The Pistol shrimp are a group of small caribbean crustaceans which are part of the snapping shrimp family. Alpheidae tend to live in colonies and most live in warm costal systems, though some live in highly specialized environments such as freshwater caves.
Pistol shrimp dig down into sediment, where it forms burrows from which to launch its characteristic predatory attacks.
(note the distinctly enlarged right claw)
Pistol shrimp distinctive because of the disproportionately large claw on only one side of its body. Unlike most shrimp, this claw doesn't have pincers, but rather has a very special apparatus from which its name is derived. The large claw functions much like a gun. The hammer portion of the claw is pulled into a a cocked, right angle position. When snapped downwards the hammer contacts the other portion of the claw (much like an anvil). When the hammer and anvil contact, a pulse of bubbles is shot from the end of the claw with enormous force, generating a shock wave powerful enough to kill small fish or break glass jars! Because of this snapping effect, Alpheidae competes with sperm whales and beluga whales for the loudest creatures of the sea!
In their coral reef habitat, pistol shrimp are known to have a symbiotic relationship with gobi fish who share their burrows. The shrimp maintains the burrow for both inhabitants while the gobi fish provides protection by spotting potential threats. The shrimp communicates with the fish using its antennae while the fish communicates using a distinctive tail movement.

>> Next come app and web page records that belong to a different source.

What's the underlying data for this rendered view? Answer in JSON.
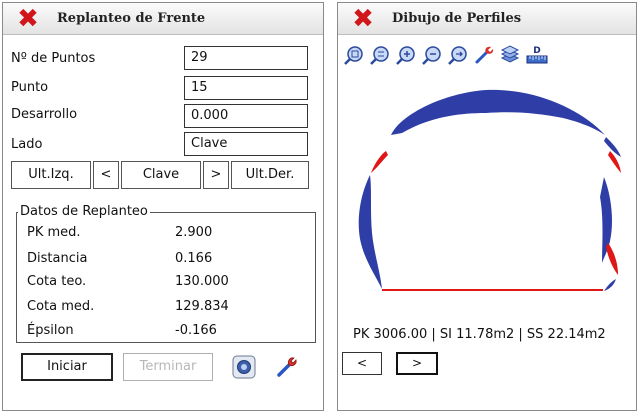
{
  "left": {
    "title": "Replanteo de Frente",
    "fields": [
      {
        "label": "Nº de Puntos",
        "value": "29"
      },
      {
        "label": "Punto",
        "value": "15"
      },
      {
        "label": "Desarrollo",
        "value": "0.000"
      },
      {
        "label": "Lado",
        "value": "Clave"
      }
    ],
    "nav": {
      "ult_izq": "Ult.Izq.",
      "prev": "<",
      "current": "Clave",
      "next": ">",
      "ult_der": "Ult.Der."
    },
    "group": {
      "title": "Datos de Replanteo",
      "rows": [
        {
          "label": "PK med.",
          "value": "2.900"
        },
        {
          "label": "Distancia",
          "value": "0.166"
        },
        {
          "label": "Cota teo.",
          "value": "130.000"
        },
        {
          "label": "Cota med.",
          "value": "129.834"
        },
        {
          "label": "Épsilon",
          "value": "-0.166"
        }
      ]
    },
    "buttons": {
      "iniciar": "Iniciar",
      "terminar": "Terminar"
    }
  },
  "right": {
    "title": "Dibujo de Perfiles",
    "toolbar_icons": [
      "zoom-all-icon",
      "zoom-window-icon",
      "zoom-in-icon",
      "zoom-out-icon",
      "zoom-next-icon",
      "tools-wrench-icon",
      "layers-icon",
      "distance-ruler-icon"
    ],
    "ruler_glyph": "D",
    "status": "PK 3006.00 | SI 11.78m2 | SS 22.14m2",
    "prev": "<",
    "next": ">"
  },
  "colors": {
    "close": "#d0161b",
    "profile_blue": "#2f3ea6",
    "profile_red": "#e01717"
  }
}
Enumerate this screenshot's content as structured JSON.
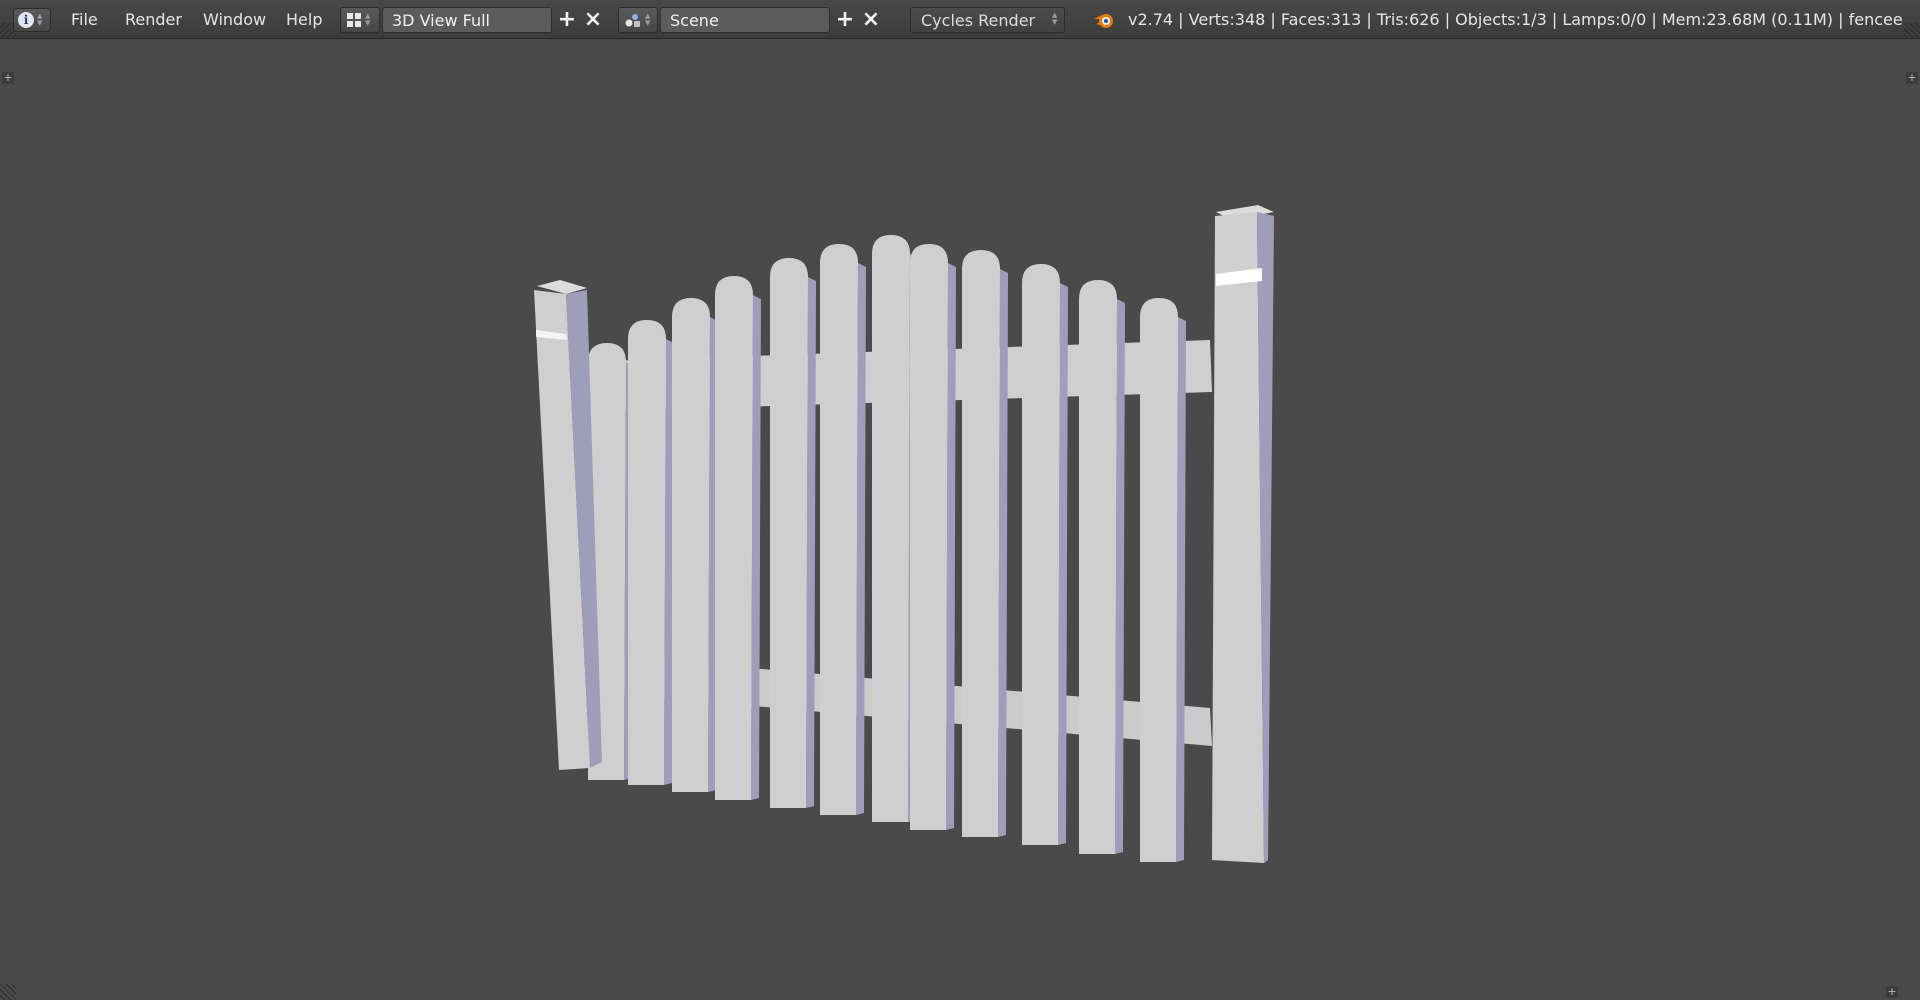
{
  "menu": {
    "file": "File",
    "render": "Render",
    "window": "Window",
    "help": "Help"
  },
  "screen_layout": {
    "name": "3D View Full",
    "icon": "screen-layout-icon"
  },
  "scene": {
    "name": "Scene",
    "icon": "scene-icon"
  },
  "render_engine": {
    "value": "Cycles Render"
  },
  "stats": {
    "text": "v2.74 | Verts:348 | Faces:313 | Tris:626 | Objects:1/3 | Lamps:0/0 | Mem:23.68M (0.11M) | fencee"
  },
  "icons": {
    "info": "info-icon",
    "add": "plus-icon",
    "close": "close-icon",
    "blender": "blender-logo-icon"
  },
  "colors": {
    "viewport_bg": "#4a4a4a",
    "header_bg": "#424242",
    "field_bg": "#5c5c5c",
    "fence_front": "#cfcfcf",
    "fence_side": "#9d9fba"
  },
  "viewport": {
    "object": "fence"
  }
}
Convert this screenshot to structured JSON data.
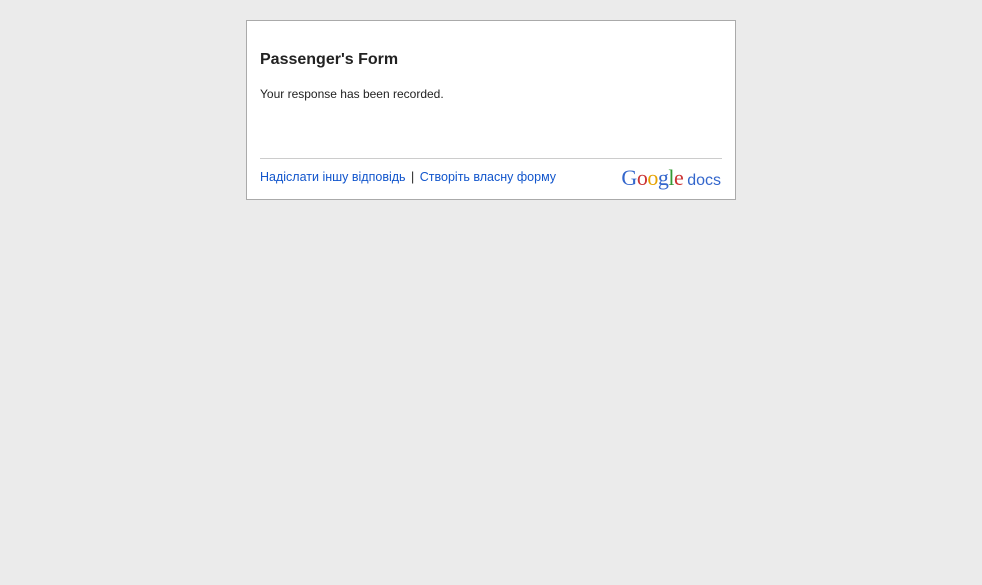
{
  "form": {
    "title": "Passenger's Form",
    "message": "Your response has been recorded."
  },
  "footer": {
    "submit_another_label": "Надіслати іншу відповідь",
    "separator": "|",
    "create_form_label": "Створіть власну форму"
  },
  "logo": {
    "letters": [
      {
        "char": "G",
        "color": "#3366cc"
      },
      {
        "char": "o",
        "color": "#cc3333"
      },
      {
        "char": "o",
        "color": "#e6a300"
      },
      {
        "char": "g",
        "color": "#3366cc"
      },
      {
        "char": "l",
        "color": "#339933"
      },
      {
        "char": "e",
        "color": "#cc3333"
      }
    ],
    "suffix": "docs",
    "suffix_color": "#3366cc"
  },
  "colors": {
    "background": "#ebebeb",
    "card": "#ffffff",
    "link": "#1155cc"
  }
}
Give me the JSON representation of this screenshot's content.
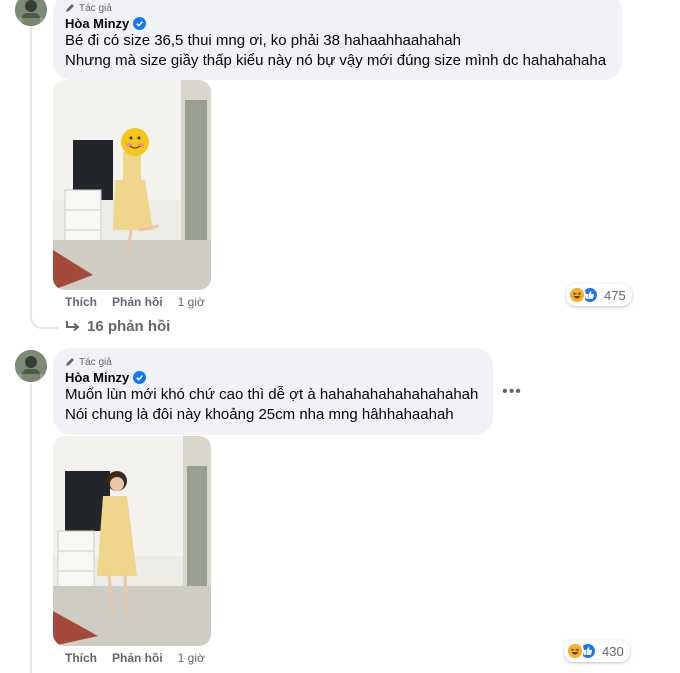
{
  "comments": [
    {
      "badge": "Tác giả",
      "author": "Hòa Minzy",
      "lines": [
        "Bé đi có size 36,5 thui mng ơi, ko phải 38 hahaahhaahahah",
        "Nhưng mà size giầy thấp kiểu này nó bự vậy mới đúng size mình dc hahahahaha"
      ],
      "actions": {
        "like": "Thích",
        "reply": "Phản hồi",
        "time": "1 giờ"
      },
      "reaction_count": "475",
      "reactions": [
        "haha-icon",
        "like-icon"
      ]
    },
    {
      "badge": "Tác giả",
      "author": "Hòa Minzy",
      "lines": [
        "Muốn lùn mới khó chứ cao thì dễ ợt à hahahahahahahahahah",
        "Nói chung là đôi này khoảng 25cm nha mng hâhhahaahah"
      ],
      "actions": {
        "like": "Thích",
        "reply": "Phản hồi",
        "time": "1 giờ"
      },
      "reaction_count": "430",
      "reactions": [
        "haha-icon",
        "like-icon"
      ]
    }
  ],
  "replies_link": "16 phản hồi",
  "more_button": "•••",
  "colors": {
    "bubble": "#f0f2f5",
    "verified": "#1877f2",
    "muted": "#65676b",
    "haha": "#f7b125"
  }
}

The video below does an amazing job of illustrating this incredible predatory toolset!